Preserving OU History

Posted by cservaes on March 12, 2013 in Alumni, "Current Students", Faculty/Staff, "The College" A little known fact about Ottawa University is that it housed a museum for approximately 40 years, from 1887 through the 1930s, with collections such as scientific artifacts, rocks, whale bones, photographs, dolls, and various oddities. Some of the collections were from people associated with the University; most were not. One, the Yu’pik Alaskan collection of John Henry Kilbuck, was donated to the University in 1911 and is now estimated to be worth more than $1 million. The Kilbuck collection is housed in the Myers library on The College campus, along with tens of thousands of documents, objects, photos, scrapbooks, and records of OU history. Not wanting to lose the University’s past to decay, theft, fire, or natural disaster, these artifacts are all in the process of being digitized, when possible, for both preservation and accessibility. It is a tedious task, with only 10 percent of the historical collection being archived over the past seven years.

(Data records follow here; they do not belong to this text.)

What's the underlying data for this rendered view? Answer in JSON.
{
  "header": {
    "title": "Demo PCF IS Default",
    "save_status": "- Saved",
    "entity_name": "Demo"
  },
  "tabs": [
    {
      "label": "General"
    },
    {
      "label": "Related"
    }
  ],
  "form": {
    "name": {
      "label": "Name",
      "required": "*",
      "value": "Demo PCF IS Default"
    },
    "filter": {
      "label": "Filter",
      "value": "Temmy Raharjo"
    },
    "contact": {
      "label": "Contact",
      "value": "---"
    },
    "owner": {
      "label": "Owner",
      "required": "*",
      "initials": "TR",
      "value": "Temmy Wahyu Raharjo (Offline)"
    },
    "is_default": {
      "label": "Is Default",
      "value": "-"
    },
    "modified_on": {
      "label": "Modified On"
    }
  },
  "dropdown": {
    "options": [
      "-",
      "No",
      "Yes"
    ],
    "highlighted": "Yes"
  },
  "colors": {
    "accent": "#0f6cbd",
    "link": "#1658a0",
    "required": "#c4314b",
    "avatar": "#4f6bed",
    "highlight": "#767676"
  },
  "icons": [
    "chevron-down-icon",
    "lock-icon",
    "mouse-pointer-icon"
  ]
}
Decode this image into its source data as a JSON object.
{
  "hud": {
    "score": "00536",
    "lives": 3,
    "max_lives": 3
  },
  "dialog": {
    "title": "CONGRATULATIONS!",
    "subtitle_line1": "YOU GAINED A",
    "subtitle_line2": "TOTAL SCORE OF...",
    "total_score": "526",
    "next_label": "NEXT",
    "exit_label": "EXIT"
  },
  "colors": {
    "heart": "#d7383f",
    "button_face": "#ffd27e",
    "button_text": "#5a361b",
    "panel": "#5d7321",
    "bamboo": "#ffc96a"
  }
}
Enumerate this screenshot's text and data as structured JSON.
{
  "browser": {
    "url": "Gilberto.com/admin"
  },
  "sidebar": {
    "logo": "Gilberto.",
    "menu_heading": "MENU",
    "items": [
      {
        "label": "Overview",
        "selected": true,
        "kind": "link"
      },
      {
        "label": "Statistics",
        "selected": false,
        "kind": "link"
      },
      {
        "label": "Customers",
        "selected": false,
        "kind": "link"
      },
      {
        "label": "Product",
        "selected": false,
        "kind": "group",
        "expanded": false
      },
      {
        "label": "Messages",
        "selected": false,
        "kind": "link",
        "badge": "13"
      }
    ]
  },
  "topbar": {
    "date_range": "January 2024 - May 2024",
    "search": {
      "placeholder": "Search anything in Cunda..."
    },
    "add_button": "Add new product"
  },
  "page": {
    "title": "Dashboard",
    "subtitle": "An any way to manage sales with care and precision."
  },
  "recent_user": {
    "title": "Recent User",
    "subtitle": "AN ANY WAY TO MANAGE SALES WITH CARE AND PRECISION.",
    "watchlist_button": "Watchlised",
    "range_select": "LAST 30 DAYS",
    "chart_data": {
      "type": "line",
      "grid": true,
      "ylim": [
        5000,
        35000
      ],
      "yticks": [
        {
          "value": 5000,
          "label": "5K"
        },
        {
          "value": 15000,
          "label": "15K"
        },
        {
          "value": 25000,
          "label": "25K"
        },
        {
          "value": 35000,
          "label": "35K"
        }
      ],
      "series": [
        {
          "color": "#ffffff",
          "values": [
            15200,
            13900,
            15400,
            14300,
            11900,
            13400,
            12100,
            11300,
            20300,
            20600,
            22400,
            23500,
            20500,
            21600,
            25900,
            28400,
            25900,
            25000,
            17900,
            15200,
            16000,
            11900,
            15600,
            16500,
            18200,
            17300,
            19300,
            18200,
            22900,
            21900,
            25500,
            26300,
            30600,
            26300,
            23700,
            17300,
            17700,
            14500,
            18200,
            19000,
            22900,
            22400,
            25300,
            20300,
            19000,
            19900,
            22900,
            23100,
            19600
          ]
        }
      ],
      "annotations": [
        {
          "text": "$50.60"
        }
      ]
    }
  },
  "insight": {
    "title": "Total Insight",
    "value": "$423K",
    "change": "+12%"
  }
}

Because of the project’s roots in history, Associate Professor of History Dr. Steven Foulke saw an opportunity at its inception for his students to assist with the project by completing internships with OU Librarian Gloria Creed-Dikeogu, who is managing the labor-intensive task. During the 2012- 13 academic year, six history majors have been involved. For each 30 internship hours, students earned one academic credit hour, up to 120 hours and three credits. For his internship, Chase Dippel, a senior, is working on the collection of former OU First Lady Ellen Ann Wheaton, scanning notes from various campus and presidential events, entering metadata to describe the scope of the documents and creating naming conventions for searchability in the Past Perfect software system. He has also worked on transcribing a book of OU museum records from 1887. “It really interests me to see where Ottawa has come from, where the school started and how it has evolved,” said Dippel. “During the project, I have run across information on people that I’ve heard about, like Bill Frear, or people that buildings were named for, so it helps me connect some of the dots of OU history.” Senior Alisha Dunn completed her 120- hour internship early in the semester. Her role in the project was to transcribe a 100-page book of faculty meeting minutes from 1887-1891 and 300 pages of board meeting minutes from 1909-1956. “Sifting through all of the documents was like putting together a mini-puzzle every day,” said Dunn. “And it may sound strange, but I became attached to some of the professors and board members through the project. It was interesting to read that many of the problems that the school dealt with back then are some of the same problems they face today, like ‘student delinquency’ and budget concerns. “The project also gave me a better understanding of OU’s rich history and brought a sense of humanity to it. For example, I learned that during the Depression, the University was almost sold due to debt and employees’ salaries were deeply cut. One custodian even worked for OU throughout the Depression without being paid simply because he loved the University so much.” Some of the collections still to be archived include those of names many recognize – Dr. Ronnie Averyt, Ron Yingling, George Myers, Rev. Roger Fredrikson, Dr. Andrew B. Martin, Jotham and Eleanor Meeker, and many others. The collections include everything from recipes, music scores, presentations, photographs, scrapbooks, and letters, to calendars, athletic memorabilia, slides, and art. Creed-Dikeogu is passionate about archiving the many collections in her care and is excited about the work that is being done. “It is so important that we preserve the many pieces of OU history that are housed in the library,” she said. “I look forward to the day when we can properly showcase the many artifacts that we own and allow people to access the wealth of documents that bring OU’s history to life.” “Our archives were once in woeful shape,” said Foulke, “but now our past is being properly preserved due to the hard work of History students and Gloria’s purposeful leadership.” Proper preservation of the collections’ and museum’s physical artifacts poses a greater challenge for Creed-Dikeogu than do the documents, which can be digitized. Because OU’s facilities do not provide the proper climate-controlled environment to house them, she hopes that a benefactor will come forward to provide funds for such a facility or pay to house the items at another location. To expand the scope of the archiving project, Creed-Dikeogu is working with the Franklin County Historical Society to share information and documents so that those searching the Society’s site can view OU’s archives and vice versa. She is also exploring the possibility of partnering with Pi Kappa Delta, of which OU is an Alpha Chapter, to serve as its archive host and to incorporate our archives with theirs. In the future, Creed-Dikeogu hopes to launch an audio history project whereby alumni and past faculty are interviewed to record their knowledge of OU history for posterity.